Windows XP migration FEature Image

Microsoft Corp. has quickly issued a patch for a serious Internet Explorer vulnerability, including coverage for those still using Windows XP.

“Even though Windows XP is no longer supported by Microsoft and is past the time we normally provide security updates, we’ve decided to provide an update for all versions of Windows XP (including embedded),” Adrienne Hall, general manager of Microsoft’s Trustworthy Computing initiative, said in a blog Thursday.

“We made this exception based on the proximity to the end of support for Windows XP (three weeks ago). The reality is there have been a very small number of attacks based on this particular vulnerability and concerns were, frankly, overblown.  Unfortunately this is a sign of the times and this is not to say we don’t take these reports seriously.  We absolutely do.”

As some bloggers immediately wrote, it begs the question of when end of support for XP really ends. I believe this is truly an exception – although perhaps 25 per cent of the PCs around the world are still running the aging operating system. Microsoft has no financial incentive to keep patching XP, even though in this case it’s good for the image.

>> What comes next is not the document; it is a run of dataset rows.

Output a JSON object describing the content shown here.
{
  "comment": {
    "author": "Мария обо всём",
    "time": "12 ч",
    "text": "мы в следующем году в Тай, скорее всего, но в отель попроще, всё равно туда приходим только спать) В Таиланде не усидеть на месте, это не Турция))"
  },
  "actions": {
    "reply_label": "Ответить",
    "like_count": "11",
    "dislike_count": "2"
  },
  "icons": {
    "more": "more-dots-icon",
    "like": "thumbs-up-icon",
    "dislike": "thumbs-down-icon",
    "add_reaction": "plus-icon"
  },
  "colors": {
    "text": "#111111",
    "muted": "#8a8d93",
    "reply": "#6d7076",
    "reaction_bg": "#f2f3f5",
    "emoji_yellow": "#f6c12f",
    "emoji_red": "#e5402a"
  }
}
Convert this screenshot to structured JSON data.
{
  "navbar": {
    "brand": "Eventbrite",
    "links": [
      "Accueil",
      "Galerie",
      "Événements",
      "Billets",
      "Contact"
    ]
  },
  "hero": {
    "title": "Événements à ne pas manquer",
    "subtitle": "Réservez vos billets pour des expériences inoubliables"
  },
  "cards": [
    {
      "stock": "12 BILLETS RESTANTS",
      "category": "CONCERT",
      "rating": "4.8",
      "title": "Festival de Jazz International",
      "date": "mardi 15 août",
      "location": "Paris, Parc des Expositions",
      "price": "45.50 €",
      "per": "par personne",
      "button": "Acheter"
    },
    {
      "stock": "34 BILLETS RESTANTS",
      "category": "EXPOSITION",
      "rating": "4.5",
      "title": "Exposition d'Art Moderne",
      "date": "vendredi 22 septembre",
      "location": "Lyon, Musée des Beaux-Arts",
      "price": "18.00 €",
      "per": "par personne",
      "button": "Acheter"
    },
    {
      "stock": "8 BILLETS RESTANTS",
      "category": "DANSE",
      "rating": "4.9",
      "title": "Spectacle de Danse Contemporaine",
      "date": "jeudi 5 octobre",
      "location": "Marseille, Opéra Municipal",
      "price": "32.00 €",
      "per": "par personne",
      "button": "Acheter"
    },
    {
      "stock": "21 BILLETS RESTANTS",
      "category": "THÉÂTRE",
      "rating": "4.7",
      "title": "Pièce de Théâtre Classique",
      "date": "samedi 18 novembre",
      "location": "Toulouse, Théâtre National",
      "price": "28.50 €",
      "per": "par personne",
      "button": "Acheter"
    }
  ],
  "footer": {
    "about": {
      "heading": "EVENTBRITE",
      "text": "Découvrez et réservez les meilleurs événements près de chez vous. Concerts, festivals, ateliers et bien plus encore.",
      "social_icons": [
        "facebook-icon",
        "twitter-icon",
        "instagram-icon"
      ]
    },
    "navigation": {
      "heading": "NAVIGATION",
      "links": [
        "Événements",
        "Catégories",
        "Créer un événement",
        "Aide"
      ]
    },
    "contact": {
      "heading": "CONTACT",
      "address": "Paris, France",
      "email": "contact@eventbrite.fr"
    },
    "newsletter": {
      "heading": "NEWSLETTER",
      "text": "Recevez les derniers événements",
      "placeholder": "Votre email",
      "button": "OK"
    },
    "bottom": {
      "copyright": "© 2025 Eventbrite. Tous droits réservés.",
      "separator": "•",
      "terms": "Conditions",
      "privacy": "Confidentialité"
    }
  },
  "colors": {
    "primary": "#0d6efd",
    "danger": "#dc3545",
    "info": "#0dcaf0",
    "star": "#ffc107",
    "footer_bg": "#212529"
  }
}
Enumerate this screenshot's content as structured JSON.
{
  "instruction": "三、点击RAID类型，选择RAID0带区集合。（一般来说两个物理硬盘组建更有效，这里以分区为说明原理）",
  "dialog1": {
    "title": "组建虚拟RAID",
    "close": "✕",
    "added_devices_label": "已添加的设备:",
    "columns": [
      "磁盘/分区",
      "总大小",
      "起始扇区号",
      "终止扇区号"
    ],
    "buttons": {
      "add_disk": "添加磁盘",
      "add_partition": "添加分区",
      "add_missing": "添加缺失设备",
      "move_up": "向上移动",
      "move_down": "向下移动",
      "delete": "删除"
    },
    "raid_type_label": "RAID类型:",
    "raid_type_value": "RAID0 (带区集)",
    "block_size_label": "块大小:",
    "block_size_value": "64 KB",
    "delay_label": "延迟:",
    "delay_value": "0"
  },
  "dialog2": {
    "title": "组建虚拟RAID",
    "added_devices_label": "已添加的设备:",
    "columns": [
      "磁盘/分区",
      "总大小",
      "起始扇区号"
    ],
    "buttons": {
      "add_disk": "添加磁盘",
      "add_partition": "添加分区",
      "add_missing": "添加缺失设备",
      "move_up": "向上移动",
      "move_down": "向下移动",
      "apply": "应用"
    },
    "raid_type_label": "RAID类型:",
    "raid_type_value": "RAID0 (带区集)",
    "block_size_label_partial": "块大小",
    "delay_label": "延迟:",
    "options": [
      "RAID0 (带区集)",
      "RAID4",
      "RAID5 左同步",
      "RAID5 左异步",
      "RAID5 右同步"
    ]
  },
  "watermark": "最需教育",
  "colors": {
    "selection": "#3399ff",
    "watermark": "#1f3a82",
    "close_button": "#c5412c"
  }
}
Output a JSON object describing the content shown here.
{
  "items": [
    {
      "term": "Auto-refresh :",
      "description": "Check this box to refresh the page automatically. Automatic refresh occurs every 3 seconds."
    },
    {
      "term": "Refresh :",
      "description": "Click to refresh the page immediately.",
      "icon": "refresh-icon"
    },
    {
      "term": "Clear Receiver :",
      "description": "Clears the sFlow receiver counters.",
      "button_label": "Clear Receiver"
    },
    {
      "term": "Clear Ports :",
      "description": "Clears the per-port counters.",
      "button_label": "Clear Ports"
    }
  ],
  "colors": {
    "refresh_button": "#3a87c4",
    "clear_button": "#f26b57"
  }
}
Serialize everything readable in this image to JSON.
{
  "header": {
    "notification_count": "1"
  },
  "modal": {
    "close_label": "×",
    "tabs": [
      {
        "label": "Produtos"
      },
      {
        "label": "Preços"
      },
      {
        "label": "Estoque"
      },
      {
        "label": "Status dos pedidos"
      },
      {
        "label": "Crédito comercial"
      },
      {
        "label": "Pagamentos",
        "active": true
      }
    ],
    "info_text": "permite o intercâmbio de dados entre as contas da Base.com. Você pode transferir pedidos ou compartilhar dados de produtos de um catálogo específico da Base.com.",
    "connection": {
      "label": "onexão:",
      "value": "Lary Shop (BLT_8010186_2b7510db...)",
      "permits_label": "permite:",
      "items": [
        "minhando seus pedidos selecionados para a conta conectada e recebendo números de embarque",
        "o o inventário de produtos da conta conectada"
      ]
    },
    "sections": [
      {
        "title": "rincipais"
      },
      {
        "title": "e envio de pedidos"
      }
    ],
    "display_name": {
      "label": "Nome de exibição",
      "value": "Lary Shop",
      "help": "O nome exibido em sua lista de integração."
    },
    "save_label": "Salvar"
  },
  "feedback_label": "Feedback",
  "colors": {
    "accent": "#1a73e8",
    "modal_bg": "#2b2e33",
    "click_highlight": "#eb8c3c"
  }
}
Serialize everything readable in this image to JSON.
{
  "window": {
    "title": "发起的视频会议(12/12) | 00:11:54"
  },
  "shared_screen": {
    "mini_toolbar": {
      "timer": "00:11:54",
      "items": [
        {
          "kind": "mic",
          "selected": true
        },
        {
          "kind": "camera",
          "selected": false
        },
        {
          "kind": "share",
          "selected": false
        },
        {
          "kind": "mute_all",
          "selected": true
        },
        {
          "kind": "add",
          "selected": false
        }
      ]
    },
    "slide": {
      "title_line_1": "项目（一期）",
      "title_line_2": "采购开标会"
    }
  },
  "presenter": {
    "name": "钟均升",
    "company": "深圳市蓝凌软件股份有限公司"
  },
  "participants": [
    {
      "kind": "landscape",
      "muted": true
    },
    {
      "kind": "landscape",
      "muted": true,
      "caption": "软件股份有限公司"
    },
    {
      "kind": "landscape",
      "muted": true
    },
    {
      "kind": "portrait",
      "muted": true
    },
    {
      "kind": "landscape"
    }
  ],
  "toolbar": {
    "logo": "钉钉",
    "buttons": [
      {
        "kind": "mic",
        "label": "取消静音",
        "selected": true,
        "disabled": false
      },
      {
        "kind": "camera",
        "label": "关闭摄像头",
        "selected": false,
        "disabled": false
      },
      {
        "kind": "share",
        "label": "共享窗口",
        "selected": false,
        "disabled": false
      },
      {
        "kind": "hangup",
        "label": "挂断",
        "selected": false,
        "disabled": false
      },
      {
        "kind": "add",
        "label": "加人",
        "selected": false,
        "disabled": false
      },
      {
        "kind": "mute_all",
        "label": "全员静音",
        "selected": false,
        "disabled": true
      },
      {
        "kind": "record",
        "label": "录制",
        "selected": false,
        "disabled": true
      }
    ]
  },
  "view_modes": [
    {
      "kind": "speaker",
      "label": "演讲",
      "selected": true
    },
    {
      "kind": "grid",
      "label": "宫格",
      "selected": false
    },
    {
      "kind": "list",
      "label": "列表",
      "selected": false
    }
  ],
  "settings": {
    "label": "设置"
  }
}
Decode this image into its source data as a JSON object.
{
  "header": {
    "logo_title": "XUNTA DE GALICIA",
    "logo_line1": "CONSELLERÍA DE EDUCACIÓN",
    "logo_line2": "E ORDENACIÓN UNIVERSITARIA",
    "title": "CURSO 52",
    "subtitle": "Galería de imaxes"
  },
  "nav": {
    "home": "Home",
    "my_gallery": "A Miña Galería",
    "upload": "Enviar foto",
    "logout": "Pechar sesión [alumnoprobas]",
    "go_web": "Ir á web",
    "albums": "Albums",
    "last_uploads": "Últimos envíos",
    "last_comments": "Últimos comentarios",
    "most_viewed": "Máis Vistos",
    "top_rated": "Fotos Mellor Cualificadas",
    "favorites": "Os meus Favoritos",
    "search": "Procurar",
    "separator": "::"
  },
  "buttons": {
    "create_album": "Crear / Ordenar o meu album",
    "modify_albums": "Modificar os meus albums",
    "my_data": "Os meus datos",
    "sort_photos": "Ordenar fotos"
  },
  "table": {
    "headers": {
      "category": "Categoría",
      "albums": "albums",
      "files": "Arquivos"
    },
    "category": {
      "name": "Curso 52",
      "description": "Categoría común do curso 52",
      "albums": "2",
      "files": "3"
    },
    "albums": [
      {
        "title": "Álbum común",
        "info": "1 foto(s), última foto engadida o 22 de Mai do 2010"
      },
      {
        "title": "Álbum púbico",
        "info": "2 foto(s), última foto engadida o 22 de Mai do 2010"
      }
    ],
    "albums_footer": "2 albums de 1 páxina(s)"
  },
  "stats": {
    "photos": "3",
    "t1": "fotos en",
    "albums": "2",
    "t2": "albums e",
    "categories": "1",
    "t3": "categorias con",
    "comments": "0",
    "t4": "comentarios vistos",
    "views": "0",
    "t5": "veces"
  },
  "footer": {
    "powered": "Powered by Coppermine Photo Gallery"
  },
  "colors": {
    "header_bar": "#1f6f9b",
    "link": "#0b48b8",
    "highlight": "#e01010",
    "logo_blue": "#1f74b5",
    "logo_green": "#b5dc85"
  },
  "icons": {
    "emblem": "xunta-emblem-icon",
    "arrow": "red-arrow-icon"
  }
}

In fact one columnist insists Microsoft made a mistake. Peter Bright on writes that “ one-off patch of this kind makes no meaningful difference to the security of a platform,” he writes. Some may believe that this patch makes Internet Explorer on XP safe.

“The job of migrating away from Windows XP just got a whole lot harder,” Bright argues. “I’m sure there are IT people around the world who are now having to argue with their purse-string-controlling bosses about this very issue. IT people who have had to impress on their superiors that they need the budget to upgrade from Windows XP because Microsoft (Nasdaq: MSFT) won’t ship patches for it any longer. Microsoft has made these IT people into liars. “You said we had to spend all this money because XP wasn’t going to get patched any more. But it is!”

That wouldn’t be a problem here. Our readers, who are Canadian enterprise-sized companies and governments wouldn’t still have XP machines in their environments, would they …?